Two French charities that have rescued thousands of migrants from the Mediterranean said Friday they could not continue their sea-based mission because of a disagreement related to the coronavirus.
Doctors Without Borders (MSF) and SOS Mediterranee, which have been rescuing migrants for four years most recently on the Ocean Viking ship, could not agree on how to handle the closure of Europe's ports and borders as a result of the pandemic.
MSF ended the partnership as it wanted to continue regardless of guarantees of safe entry from European governments, whereas SOS Mediterranee said it would be too dangerous.
More than 100,000 migrants tried to cross the Mediterranean last year with more than 1,200 dying in the attempt, according to the UN's International Organization for Migration.
Many disembark from ports in war-torn Libya and head for Italy, whose government caused outrage among NGOs last week by closing its ports to restrict the spread of coronavirus.
Malta has also closed its ports to migrants, citing the COVID-19 pandemic as a reason.
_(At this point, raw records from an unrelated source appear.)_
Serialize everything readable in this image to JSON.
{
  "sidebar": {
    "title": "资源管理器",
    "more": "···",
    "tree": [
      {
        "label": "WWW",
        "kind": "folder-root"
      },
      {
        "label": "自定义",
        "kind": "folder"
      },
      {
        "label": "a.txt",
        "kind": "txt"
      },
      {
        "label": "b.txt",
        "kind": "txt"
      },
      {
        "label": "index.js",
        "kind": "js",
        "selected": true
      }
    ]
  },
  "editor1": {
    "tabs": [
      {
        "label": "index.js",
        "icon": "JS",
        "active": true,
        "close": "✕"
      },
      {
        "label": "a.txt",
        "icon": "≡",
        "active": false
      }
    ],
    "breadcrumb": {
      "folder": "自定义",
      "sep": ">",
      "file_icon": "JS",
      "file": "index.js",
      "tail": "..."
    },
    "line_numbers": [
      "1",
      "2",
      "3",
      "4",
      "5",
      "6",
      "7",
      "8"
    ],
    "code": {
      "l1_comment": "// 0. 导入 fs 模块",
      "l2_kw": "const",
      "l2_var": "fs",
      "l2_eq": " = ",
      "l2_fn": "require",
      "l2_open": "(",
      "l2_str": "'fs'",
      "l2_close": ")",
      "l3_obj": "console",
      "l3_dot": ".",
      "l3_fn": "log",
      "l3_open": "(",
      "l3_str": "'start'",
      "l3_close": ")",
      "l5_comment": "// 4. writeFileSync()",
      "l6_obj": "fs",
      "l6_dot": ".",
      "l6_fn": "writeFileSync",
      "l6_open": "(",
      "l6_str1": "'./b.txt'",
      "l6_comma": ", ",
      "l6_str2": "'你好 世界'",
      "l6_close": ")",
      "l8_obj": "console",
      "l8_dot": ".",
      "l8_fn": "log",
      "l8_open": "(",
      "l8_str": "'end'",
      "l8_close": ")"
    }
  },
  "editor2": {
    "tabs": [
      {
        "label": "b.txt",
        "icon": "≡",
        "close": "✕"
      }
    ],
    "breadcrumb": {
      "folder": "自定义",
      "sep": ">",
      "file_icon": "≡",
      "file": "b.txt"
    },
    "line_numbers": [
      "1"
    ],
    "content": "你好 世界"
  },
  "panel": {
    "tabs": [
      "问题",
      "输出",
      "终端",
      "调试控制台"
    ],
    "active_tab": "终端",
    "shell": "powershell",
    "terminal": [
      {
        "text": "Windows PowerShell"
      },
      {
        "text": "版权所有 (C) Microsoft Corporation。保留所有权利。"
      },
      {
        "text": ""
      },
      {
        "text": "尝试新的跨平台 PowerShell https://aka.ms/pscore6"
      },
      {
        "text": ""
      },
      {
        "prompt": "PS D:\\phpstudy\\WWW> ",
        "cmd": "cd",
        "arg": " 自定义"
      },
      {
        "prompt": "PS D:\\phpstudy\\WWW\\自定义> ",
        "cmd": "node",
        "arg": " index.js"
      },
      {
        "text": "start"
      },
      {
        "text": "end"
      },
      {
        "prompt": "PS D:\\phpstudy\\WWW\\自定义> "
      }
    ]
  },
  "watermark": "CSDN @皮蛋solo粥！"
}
"Although both MSF and SOS MEDITERRANEE agree on the vital need for our lifesaving work at sea, SOS MEDITERRANEE felt further assurance from states regarding a place of safety was necessary before sailing," said MSF's Annemarie Loof in a statement.
"For MSF, the humanitarian imperative to act was immediate, with or without such assurance."
MSF said European governments had long been creating a "context of hostility and uncertainty" for NGO rescue missions but must now take responsibility for migrants making the crossing.
SOS Mediterranee's Sophie Beau told AFP she could not guarantee the safety of either the crews or the people being rescued.
"We could not take responsibility for going back to sea when all the indicators are in the red," she said.